  4. Danilov A.I. (2014). Kocepcija upravlenija processom razrushenija stroitelnogo objekta [The concept of the civil engineering object collapse process control]. Promyshlennoje i grajdanskoje stroitelstvo, (8), 74-77. (In Russ.)
  5. Tavakkolizadeh Saadatmanesh H. (2003). Fatigue strength of steel girders strengthened with carbon fiber reinforced polymer patch. Journal of Structural Engineering, ASCE, (129), 186-196
  6. El-Tawil S., Ekiz E., Goel S., Chao S.-H. (2011). Retraining local and global buckling behavior of steel plastic hinges using CFRP. Journal of Constructional Steel Research, (67), 261-269
  7. Tsouvalis N.G., Mirisiotis L.S., Dimou D.N. (2009). Experimental and numerical study of the fatigue behaviour of composite patch reinforced cracked steel plates. International Journal of Fatigue, (31), 1613-1627.
  8. Shaat A., Schnerch D., Fam A., Rizkalla S. (2003). Retrofit of steel structures using fiber reinforced polymers (FRP): state-of-the-art. Centre for Integration of Composites into Infrastructure.
  9. Nguyen T.-C., Bai Y., Zhao X.-L., Al-Mahaidi R. (2011). Mechanical characterization of steel/CFRP double strap joints at elevated temperatures. Composite Structures, (93), 1604-1612
  10. Bocciarelli M., Colombi P., Fava G., Poggi C. (2009). Fatigue performance of tensile steel members strengthened with CFRP plates. Composite Structures, (87), 334-343.
  11. Liu H., Al-Mahaidi R., Zhao X. (2009). Experimental study of fatigue crack growth behavior in adhesively reinforced steel structures, Compos. Struct., 90, 12-20.
  12. Harries K.A., Peck A.J., Abraham E.J. (2009). Enhancing stability of structural steel sections using FRP. Thin-Walled Structure, 47, 1092-1101.
  13. Patnaik A.K., Bauer C.L. (2004). Strengthening of steel beams with carbon FRP laminates. Proceeding of the 4th Advanced Composites for Bridges and Structures Conference, Calgary, Canada.
  14. Colombi P., Bassetti A., Nussbaumer A. (2003). Analysis of cracked steel members reinforced by prestressed composite patch. Fatigue Fract. Eng. Mater. Struct., 26(1), 59-67
  15. Täljsten B., Hansen C.S., Schmidt J.W. (2009). Strengthening of old metallic structures in fatigue with prestressed and non-prestressed CFRP laminates. Construction and Building Materials, 23(4), 1665-1677.
  16. Ghafoori E., Motavalli M., Botsis J., Herwig A., Galli M. (2012). Fatigue strengthening of damaged metallic beams using prestressed unbonded and bonded CFRP plates. International Journal of Fatigue, 44, 303-315.
  17. Ghafoori E., Schumacher A., Motavalli M. (2012). Fatigue behavior of notched steel beams reinforced with bonded CFRP plates: determination of prestressing level for crack arrest. Engineering Structures, 45, 270-283
  18. Ghafoori E., Motavalli M. (2013). Flexural and interfacial behavior of metallic beams strengthened by prestressed bonded plates, Composite Structures, 101, 22-34.

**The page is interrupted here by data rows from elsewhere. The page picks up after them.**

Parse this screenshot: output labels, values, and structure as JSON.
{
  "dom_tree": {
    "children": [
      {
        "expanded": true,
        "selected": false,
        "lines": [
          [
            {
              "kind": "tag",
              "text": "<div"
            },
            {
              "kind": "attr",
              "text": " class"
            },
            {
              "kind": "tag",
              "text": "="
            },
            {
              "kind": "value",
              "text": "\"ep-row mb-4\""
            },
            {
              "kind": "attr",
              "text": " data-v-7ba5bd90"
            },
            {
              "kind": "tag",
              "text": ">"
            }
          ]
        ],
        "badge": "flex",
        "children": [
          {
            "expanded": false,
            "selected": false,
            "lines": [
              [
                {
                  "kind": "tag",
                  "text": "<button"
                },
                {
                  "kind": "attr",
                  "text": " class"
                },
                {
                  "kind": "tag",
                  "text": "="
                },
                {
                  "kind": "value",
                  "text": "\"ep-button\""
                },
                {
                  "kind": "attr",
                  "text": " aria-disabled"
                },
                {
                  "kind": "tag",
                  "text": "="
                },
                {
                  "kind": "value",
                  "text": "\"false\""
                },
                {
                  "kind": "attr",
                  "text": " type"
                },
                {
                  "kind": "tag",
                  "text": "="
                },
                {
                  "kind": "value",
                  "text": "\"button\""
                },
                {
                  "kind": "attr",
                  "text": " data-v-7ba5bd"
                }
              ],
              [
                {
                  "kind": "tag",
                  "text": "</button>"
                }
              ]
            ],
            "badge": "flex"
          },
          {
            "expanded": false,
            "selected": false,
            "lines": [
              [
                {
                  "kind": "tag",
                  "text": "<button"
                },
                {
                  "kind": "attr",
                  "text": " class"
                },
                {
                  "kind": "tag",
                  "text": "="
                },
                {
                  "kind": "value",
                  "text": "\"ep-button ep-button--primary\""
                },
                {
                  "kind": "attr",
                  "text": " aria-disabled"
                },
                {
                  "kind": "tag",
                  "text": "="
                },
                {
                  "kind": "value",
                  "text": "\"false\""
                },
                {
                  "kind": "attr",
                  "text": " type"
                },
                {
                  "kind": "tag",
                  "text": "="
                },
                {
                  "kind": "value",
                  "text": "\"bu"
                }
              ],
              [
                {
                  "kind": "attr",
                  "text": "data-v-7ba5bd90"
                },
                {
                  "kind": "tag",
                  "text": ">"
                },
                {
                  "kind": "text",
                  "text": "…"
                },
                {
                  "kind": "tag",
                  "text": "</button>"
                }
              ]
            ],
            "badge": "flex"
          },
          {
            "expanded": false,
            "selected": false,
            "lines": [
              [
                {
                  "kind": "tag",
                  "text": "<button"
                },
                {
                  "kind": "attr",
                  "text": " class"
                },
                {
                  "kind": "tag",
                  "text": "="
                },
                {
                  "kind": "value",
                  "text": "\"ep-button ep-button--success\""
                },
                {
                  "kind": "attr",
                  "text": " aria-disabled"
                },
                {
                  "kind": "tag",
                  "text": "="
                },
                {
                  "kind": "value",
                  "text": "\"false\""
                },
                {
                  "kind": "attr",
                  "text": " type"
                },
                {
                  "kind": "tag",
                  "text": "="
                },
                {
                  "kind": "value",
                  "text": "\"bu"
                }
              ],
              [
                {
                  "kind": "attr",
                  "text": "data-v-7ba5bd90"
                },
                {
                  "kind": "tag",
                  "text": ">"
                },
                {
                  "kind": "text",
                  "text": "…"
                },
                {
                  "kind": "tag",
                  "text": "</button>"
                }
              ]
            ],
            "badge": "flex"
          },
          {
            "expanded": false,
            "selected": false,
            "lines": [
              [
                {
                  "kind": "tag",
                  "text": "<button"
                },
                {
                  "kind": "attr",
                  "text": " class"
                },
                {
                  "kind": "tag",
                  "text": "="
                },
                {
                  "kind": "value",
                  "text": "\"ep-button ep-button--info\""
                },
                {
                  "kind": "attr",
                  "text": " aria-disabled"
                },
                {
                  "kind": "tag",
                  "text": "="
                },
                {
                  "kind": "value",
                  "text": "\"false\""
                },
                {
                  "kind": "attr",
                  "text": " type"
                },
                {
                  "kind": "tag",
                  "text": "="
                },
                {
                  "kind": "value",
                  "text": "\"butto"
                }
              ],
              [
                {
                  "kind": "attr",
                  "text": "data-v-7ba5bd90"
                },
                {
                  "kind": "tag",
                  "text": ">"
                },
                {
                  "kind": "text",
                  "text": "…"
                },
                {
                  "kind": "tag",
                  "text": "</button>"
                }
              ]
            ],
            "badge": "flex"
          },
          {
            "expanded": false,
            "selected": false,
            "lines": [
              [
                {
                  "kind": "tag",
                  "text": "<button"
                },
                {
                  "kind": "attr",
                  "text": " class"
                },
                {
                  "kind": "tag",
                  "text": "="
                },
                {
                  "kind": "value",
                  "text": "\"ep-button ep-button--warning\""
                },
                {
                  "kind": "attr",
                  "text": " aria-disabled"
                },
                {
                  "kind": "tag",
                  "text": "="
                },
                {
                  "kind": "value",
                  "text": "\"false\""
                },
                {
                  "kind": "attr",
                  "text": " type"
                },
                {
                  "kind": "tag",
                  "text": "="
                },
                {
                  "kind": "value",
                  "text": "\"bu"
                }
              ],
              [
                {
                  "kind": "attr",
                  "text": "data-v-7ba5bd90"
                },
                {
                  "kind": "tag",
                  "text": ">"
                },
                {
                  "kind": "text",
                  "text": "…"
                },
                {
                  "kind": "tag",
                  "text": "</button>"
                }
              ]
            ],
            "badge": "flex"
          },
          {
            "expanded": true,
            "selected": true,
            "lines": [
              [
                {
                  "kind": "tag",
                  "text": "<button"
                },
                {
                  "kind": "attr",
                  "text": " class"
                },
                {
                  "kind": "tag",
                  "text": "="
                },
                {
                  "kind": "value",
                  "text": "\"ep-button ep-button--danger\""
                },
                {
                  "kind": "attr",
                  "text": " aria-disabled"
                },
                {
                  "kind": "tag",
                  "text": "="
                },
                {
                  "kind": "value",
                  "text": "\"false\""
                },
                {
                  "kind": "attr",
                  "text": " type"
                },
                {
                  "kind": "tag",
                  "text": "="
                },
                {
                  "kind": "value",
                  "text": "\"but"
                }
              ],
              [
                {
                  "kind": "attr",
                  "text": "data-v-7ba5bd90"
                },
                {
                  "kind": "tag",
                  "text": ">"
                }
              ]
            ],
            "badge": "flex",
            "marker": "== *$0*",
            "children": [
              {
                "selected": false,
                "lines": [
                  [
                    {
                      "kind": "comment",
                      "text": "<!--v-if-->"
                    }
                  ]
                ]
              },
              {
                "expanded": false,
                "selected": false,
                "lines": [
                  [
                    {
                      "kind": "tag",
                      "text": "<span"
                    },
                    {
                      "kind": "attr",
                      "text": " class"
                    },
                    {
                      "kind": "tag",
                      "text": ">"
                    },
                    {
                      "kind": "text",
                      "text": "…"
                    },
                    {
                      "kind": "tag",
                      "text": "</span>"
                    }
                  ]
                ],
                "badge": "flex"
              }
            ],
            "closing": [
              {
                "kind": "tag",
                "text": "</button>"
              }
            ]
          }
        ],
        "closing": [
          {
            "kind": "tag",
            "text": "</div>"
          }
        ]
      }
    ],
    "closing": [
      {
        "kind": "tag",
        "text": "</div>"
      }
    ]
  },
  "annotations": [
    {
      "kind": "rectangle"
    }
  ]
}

Copyright (c) 2018 Danilov A.I., Kalugin I.A.

Creative Commons License
This work is licensed under a Creative Commons Attribution 4.0 International License.

This website uses cookies

You consent to our cookies if you continue to use our website.

About Cookies